Instead, the intruders in your home are probably the Asian lady beetle, also known as the harlequin ladybird or “Halloween beetle” due to their annual appearance in autumn. Both the seven-spotted ladybug and the Asian lady beetle are prevalent among the various lady beetle species in North America. They share red, orange, and black color variations and spots on their backs, but they differ slightly. One significant distinction is the Asian lady beetle’s unique marking near its “neck,” resembling a black “M” or butterfly. Additionally, Asian lady beetles are larger and often have more spots.
These insects tend to invade homes as the weather cools in the fall, often gathering in corners, window screens, and emerging from ceiling fixtures. They are drawn to illuminated surfaces with a light-dark contrast, making partially sunlit homes attractive to them. During winter, they go dormant and reawaken in the spring, occasionally emerging from ceiling fixtures or windows on warm days.
While the Asian lady beetle is invasive, they are not necessarily harmful. Just like the native seven-spotted ladybugs, they are beneficial for gardens and orchards as they consume aphids and other pests. However, their efficiency in predation can make it challenging for native lady beetle species to thrive.
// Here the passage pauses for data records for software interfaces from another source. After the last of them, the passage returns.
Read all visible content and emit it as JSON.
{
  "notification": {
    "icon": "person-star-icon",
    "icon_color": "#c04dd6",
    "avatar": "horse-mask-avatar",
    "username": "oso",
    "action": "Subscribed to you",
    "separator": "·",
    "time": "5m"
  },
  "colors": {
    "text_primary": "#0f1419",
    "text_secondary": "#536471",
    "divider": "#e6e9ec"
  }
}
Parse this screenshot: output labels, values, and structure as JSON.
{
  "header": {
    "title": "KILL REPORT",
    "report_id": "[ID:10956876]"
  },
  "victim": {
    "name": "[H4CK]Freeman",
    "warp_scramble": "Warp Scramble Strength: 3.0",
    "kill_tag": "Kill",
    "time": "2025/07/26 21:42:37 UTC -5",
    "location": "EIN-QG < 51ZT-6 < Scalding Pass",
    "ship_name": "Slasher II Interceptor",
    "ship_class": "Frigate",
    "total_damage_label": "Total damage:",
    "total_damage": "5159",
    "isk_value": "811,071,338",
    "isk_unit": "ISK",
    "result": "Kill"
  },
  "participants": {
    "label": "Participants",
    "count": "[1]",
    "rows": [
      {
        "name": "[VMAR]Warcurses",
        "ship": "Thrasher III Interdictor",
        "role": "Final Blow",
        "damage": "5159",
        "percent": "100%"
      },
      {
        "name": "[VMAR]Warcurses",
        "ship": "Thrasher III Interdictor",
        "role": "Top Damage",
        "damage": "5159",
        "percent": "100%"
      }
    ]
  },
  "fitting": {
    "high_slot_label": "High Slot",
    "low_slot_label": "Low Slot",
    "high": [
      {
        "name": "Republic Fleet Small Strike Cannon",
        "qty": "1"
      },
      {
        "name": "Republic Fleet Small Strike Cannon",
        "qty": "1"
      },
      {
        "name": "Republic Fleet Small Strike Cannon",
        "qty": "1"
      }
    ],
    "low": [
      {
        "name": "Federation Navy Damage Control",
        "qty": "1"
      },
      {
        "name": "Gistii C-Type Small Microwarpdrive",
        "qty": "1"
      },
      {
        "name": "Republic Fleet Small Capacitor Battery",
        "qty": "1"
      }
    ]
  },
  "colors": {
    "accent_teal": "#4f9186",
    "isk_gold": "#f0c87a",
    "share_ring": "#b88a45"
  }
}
Both the seven-spotted ladybug and Asian lady beetle were intentionally introduced in the U.S. by the Department of Agriculture to combat agricultural pests. Over time, they spread across North America, sometimes outcompeting native lady beetle species.